Nick Foles and the Eagles Achieved Something Spectacular—Downing the NFL's No. 1 Defense

In arguably the best performance of his career, Nick Foles played a crucial role in the Eagles' victory over the Vikings—who were clearly not prepared for the backup QB.
Publish date:

PHILADELPHIA — With the sideline still erupting around him, Nick Foles chugged a cup of Gatorade, tossed it in the blue waste bin behind the Eagles bench and tussled the hair of injured quarterback Carson Wentz.

A tablet tucked in his left hand, he sat down to look at what he’d just done on the small screen while a sold out crowd of 70,000 collectively prepared itself for the most outlandish binge Philadelphia has seen since November of 2009. This was always going to be a game that hinged on one offensive haymaker, and Foles delivered a right hook to Minnesota’s kidney just before halftime. One second left on the play clock, 1:18 left in the second quarter, third-and-10 from the Eagles’ 45-yard line.  

He dropped back but quickly ascended into a crowded pocket. Everson Griffen shoved Halapoulivaati Vaitai into Foles’s backside and swiped at the ball. Daniel Hunter was closing in. Neither of them were in position to see a massive coverage breakdown that freed up receiver Alshon Jeffery, who was streaking toward the end zone by himself.
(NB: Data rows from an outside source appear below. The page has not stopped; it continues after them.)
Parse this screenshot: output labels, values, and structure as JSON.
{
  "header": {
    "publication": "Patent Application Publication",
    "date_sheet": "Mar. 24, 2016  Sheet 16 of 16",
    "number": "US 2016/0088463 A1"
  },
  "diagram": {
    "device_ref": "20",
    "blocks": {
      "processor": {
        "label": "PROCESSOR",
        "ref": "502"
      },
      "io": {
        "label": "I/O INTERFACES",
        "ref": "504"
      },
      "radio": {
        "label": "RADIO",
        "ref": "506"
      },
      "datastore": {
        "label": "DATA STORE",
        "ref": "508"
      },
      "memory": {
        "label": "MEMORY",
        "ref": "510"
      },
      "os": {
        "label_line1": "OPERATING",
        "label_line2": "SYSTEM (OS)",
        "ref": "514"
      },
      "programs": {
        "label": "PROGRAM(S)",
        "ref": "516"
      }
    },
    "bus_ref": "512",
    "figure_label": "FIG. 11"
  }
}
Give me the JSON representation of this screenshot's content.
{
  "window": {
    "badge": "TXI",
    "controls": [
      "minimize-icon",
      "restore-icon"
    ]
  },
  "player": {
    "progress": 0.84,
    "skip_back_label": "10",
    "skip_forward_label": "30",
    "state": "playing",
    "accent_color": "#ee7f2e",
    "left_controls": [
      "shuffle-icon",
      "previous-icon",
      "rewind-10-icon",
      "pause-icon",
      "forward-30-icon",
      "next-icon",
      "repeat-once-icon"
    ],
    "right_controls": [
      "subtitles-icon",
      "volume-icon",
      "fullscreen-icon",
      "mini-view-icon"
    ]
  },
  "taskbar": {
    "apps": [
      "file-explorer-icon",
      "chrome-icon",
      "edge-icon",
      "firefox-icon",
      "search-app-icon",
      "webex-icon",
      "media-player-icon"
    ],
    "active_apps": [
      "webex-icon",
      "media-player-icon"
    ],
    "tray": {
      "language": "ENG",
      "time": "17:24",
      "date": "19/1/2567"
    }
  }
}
The ball arrived beautifully in stride and the Eagles were up by 14 points with a championship caliber defense, the ball to start the second half and Case Keenum on the other sideline.

Imagine spotting a town that’d already been drinking for more than 12 hours another 30 minutes of euphoria. At that moment, the Eagles had locked up their third Super Bowl appearance in franchise history and everyone knew it. 

Coaches can make adjustments at halftime. The collective mood of a downtrodden team can rise. But the Vikings were not prepared for this offense, which kept using their mild-mannered backup to perforate a Minnesota secondary clearly expecting the Eagles to downshift and run out the final two quarters. An emboldened Doug Pederson doubled down. Foles flashed a comfort he has not steadily displayed in half a decade.

On their first drive of the second half, Foles went deep again on a flea flicker. Torrey Smith froze cornerback Trae Waynes, who bit on a seven-yard stop route and couldn’t catch up once Smith accelerated again. Another perfect pass arced in, this time right at the pylon, just ahead of the collision point between Smith, Waynes and safety Harrison Smith desperately closing over the top.

All of a sudden, this was not the plodding backup who embodied the Eagles’ weaknesses after the injury to Wentz in early December. There is no way to tell if Pederson can replicate this again in two weeks, but he was more than content putting it on film. Just something for his final opponent of the season to consider.

A New England Patriots team that barely edged the Blake Bortles-led Jaguars now has to prepare for the greatest unknown remaining in the NFL postseason. Foles finished the night 26-of-33 for 352 yards and three touchdowns.

After the last touchdown, a five-yard slant to Jeffery in the end zone, Foles walked back to a receiving line of hugs from the coaching staff. He stepped back on the field to wave a few members of the extra point team back to the sideline following a scuffle and started back toward Wentz. Wentz shoved Foles hard on his left shoulder, trying to elicit more of a reaction from the quarterback who had accomplished something truly spectacular, downing the league’s No. 1 defense in the NFC championship game.  

Foles lingered for a minute before walking back toward the cooler. He chugged another Gatorade, picked up his tablet, paced a few steps and sat down to take a look.